He trained hard and he fought hard. Forgive me if I don’t get my facts straight, but I read this in e-book format and can’t go back to look up the figures, but by age 20 or so, Boom Boom was something like 23-0 or 23-1, most with knockouts. (He was a lightweight.) When he finally won the world championship, you feel like cheering alongside Ray. He fought a few more fights, but as is the case, you have to fight the top challengers to hang onto your belt, and in 1982, an unknown South Korean named Duk Koo Kim was the top challenger. Watching video of him, Ray and his team felt like he mirrored Ray in never stepping back, in always pursuing with dogged tenacity, in taking punches, and dealing out punishment. Ray, always confident, was a little worried, but he trained hard and when it came time for the fight — which I think was held outdoors in Reno — he was ready. But the fight was difficult — for both fighters. They pummeled each other. They held nothing back. They both bled and bruised and inflicted pain. It was a 15 round fight and it was pretty even until the 14th, when Ray caught Kim and knocked him out with a series of blows. Ray’s family and team rushed the ring, and he celebrated, but he missed seeing Kim taken out on a stretcher to a local hospital, where tests showed he had severe bleeding in his brain. He wasn’t going to live. Within about three days, Kim was dead and a lot of people now viewed Mancini as a murderer. It was devastating! He couldn’t believe it. And he thought, as did others, it could have been him. This death in the ring was the beginning of the end for Boom Boom. He’d fight about eight more times, losing four, getting abused twice by one person who won the belt off him (Bramble). His heart wasn’t in it anymore, so he retired. At age 23 or 24. Amazing.

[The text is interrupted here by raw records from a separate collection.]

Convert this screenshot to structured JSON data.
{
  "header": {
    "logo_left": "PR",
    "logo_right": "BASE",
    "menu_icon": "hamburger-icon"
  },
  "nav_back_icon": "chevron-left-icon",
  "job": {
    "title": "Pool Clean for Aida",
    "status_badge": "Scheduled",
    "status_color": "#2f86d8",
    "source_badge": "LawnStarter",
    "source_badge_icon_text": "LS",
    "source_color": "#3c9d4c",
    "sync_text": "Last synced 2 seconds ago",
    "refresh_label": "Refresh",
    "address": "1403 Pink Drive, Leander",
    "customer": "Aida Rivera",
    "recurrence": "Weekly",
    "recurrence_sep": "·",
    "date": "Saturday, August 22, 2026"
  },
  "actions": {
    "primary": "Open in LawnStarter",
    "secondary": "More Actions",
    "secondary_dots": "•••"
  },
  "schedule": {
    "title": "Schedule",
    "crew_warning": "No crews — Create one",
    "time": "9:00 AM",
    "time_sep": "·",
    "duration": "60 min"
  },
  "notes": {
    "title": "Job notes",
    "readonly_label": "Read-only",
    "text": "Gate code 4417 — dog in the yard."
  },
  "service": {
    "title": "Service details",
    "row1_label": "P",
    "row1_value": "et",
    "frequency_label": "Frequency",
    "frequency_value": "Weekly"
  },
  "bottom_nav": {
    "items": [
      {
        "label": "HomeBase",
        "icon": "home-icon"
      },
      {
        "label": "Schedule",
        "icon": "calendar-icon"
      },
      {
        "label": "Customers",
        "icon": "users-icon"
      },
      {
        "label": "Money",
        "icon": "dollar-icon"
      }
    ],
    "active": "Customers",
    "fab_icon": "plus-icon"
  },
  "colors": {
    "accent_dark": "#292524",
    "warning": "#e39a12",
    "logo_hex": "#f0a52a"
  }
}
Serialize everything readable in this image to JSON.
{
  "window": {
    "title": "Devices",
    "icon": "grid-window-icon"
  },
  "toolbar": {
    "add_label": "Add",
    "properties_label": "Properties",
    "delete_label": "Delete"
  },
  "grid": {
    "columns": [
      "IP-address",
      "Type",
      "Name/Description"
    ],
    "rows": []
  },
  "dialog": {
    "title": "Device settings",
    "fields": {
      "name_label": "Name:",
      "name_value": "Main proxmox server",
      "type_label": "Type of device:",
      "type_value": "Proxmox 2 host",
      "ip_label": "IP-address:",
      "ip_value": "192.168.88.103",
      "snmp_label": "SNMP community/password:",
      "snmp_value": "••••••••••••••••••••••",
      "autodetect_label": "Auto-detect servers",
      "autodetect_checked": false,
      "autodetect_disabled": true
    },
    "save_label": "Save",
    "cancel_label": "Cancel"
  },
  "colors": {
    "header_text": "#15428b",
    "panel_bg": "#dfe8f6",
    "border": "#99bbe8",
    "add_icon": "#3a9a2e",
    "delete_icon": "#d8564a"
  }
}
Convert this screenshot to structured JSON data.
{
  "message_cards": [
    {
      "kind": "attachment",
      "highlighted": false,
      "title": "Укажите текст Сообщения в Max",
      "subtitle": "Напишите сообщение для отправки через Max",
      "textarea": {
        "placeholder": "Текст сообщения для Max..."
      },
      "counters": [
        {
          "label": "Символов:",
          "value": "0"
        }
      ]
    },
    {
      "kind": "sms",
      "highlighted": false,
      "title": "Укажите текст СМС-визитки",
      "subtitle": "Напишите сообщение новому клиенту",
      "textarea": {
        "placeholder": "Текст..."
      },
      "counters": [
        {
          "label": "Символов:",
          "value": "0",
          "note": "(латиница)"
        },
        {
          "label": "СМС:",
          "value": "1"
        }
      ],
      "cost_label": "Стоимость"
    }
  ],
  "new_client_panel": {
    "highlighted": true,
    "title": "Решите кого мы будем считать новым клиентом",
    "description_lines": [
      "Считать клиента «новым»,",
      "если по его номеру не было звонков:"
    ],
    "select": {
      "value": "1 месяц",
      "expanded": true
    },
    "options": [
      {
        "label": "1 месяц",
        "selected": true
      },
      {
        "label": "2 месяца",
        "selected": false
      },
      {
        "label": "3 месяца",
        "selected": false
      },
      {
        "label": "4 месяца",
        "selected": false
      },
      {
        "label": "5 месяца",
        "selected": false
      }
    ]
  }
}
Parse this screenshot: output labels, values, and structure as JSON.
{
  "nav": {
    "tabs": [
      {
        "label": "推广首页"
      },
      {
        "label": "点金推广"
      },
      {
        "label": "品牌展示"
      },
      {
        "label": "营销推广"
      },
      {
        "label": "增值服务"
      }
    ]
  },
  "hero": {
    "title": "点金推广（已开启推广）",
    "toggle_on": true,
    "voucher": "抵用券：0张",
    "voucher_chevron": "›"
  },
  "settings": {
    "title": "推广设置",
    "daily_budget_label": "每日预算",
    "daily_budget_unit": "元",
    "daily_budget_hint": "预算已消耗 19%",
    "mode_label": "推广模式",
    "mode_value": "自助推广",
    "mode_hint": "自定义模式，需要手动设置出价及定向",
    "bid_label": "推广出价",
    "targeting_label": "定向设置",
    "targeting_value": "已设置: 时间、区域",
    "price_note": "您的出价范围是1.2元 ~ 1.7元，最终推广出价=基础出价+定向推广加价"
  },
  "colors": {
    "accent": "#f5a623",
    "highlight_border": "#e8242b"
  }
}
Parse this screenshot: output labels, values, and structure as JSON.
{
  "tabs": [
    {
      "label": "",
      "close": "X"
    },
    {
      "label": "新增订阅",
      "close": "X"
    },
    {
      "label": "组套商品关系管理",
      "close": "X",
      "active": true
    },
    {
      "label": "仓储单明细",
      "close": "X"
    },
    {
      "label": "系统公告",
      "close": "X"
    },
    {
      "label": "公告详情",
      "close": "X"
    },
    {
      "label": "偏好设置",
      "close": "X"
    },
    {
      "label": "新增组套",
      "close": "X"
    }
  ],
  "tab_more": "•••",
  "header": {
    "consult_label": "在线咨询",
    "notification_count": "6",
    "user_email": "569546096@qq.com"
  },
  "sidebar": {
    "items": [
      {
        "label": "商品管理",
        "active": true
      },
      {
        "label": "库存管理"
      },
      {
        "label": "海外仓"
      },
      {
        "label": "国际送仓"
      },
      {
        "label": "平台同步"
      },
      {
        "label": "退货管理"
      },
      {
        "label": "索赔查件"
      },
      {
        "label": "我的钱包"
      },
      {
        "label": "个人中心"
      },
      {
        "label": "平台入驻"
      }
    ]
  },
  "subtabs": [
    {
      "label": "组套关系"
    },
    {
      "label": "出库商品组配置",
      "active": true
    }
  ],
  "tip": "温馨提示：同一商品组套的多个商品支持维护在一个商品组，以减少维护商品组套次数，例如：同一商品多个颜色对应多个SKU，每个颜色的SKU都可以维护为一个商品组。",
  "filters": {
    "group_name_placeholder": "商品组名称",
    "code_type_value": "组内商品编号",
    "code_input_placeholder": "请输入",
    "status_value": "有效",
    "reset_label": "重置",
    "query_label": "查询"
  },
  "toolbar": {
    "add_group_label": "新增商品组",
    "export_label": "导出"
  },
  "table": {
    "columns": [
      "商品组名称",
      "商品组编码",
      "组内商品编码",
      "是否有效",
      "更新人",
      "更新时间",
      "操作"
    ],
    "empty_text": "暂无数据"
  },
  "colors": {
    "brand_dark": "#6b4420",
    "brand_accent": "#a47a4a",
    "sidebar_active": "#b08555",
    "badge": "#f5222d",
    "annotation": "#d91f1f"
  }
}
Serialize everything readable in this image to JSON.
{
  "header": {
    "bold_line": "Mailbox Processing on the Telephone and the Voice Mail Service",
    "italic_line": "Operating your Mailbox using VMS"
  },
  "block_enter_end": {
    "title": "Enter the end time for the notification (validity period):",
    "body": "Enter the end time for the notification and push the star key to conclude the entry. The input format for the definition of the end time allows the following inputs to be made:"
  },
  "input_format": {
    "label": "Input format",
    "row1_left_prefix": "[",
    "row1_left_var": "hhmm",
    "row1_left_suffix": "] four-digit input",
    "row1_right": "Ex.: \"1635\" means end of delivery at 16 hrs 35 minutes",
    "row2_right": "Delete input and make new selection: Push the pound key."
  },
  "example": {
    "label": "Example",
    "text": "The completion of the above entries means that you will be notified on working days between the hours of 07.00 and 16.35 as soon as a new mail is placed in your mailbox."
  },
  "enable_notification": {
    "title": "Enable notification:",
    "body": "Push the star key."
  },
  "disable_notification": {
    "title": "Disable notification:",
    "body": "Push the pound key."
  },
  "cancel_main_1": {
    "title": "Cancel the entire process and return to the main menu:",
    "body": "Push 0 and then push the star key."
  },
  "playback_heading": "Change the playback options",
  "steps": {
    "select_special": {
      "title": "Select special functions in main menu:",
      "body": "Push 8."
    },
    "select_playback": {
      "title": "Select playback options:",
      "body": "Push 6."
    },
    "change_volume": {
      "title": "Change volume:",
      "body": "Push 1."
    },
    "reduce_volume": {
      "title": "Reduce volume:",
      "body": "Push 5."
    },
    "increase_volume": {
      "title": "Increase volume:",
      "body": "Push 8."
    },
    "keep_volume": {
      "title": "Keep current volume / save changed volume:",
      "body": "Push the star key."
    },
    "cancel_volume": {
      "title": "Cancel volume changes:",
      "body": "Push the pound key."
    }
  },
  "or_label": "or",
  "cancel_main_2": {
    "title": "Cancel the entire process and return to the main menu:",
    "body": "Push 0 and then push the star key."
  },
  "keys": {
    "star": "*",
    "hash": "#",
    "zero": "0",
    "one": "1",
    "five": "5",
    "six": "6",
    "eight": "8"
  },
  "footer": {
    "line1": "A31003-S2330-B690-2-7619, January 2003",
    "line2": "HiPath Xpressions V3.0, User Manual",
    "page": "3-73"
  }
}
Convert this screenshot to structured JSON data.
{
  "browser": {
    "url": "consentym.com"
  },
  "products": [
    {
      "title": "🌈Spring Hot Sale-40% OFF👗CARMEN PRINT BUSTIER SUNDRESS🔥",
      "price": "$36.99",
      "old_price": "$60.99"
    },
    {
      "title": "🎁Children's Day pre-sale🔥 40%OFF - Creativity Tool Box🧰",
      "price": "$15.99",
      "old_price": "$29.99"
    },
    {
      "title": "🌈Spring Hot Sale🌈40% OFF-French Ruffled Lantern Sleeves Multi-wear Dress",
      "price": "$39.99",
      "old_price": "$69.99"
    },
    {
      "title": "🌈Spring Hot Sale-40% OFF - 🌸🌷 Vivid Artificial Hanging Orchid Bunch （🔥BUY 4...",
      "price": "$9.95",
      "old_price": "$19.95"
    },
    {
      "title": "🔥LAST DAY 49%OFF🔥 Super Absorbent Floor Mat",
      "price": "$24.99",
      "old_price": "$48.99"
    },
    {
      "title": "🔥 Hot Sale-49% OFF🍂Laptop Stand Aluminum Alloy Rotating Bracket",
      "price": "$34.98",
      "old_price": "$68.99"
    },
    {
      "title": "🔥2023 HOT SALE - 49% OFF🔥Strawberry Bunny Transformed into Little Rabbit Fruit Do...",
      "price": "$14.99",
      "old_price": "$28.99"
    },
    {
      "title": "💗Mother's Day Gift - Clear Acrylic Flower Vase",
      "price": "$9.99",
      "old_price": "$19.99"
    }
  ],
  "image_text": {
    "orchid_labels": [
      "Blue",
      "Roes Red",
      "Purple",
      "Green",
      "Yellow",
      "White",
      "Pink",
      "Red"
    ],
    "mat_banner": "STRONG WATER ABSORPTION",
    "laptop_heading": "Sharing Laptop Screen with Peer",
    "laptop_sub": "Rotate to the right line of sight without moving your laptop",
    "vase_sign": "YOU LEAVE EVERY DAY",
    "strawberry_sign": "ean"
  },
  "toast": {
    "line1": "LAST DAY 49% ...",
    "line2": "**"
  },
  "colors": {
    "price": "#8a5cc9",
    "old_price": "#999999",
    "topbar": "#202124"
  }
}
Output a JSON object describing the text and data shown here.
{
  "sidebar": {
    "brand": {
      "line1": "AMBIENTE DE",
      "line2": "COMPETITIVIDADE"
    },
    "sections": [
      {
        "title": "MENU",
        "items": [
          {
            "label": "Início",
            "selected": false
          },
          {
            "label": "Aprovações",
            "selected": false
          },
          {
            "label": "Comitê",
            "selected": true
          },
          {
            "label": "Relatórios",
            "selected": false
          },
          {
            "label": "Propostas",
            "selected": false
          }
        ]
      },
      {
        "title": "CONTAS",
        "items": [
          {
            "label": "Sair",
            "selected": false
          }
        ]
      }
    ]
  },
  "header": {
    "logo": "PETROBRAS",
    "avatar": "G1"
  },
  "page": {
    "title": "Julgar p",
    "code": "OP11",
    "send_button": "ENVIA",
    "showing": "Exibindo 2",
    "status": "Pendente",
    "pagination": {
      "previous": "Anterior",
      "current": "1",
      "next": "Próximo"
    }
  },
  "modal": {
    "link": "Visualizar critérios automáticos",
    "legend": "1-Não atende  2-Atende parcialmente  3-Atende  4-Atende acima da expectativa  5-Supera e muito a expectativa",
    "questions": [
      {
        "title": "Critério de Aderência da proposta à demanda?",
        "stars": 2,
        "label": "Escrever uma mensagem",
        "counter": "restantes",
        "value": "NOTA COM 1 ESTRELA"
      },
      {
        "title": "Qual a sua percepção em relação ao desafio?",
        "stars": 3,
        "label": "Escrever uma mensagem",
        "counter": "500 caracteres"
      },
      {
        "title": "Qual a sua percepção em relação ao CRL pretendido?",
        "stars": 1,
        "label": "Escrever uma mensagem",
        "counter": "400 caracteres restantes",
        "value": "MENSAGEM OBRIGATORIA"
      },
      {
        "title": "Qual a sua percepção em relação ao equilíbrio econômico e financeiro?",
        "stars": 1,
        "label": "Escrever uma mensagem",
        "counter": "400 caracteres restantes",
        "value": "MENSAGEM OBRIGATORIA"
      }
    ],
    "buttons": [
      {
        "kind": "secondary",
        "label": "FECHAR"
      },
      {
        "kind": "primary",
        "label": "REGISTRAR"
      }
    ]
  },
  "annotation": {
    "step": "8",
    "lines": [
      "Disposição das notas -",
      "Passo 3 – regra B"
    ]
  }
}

However, the book is a lot more than just this. It shows Ray meeting his virginal Cuban American wife in Miami, courting her, marrying her and having three children together. It shows them moving to Santa Monica, where Ray ate and drank with famous people like David Mamet and Ed O’Neil virtually every night. Ray even tried to go into acting, getting some bit parts. Sylvester Stallone did a movie of the week of Ray, starring Ray. The book also has a chapter on Kim, and his upbringing, from a hard childhood to his eventual boxing stardom. It shows the pregnant fiance he left behind, his mother, his family. Ray was further devastated when Kim’s mother committed suicide three months after his death. Everywhere he went, people asked him about it, and he just wanted to leave it in the past, haunted the whole time by it. Eventually, Ray screwed up and went for another girl, an actress, was caught by his wife, who divorced him, but who remained a good parent with him for their children. In this book, we see Ray’s father, Boom, getting dementia, his brother Lenny getting shot to death. There’s a lot of tragedy in this book, as well as honor and excitement. It’s a well researched book and surprisingly meaty for being so short. Kriegel could have butchered Mancini — an easy target for some — but he treated him and everyone in the book with the respect they deserved, and I thought that was classy. I especially enjoyed the section when Kim’s fiance and son came to California to visit Ray and help heal him of his demons. Even if you’re not a boxing fan, this book has enough human interest in it to make it appealing to just about anyone. Recommended.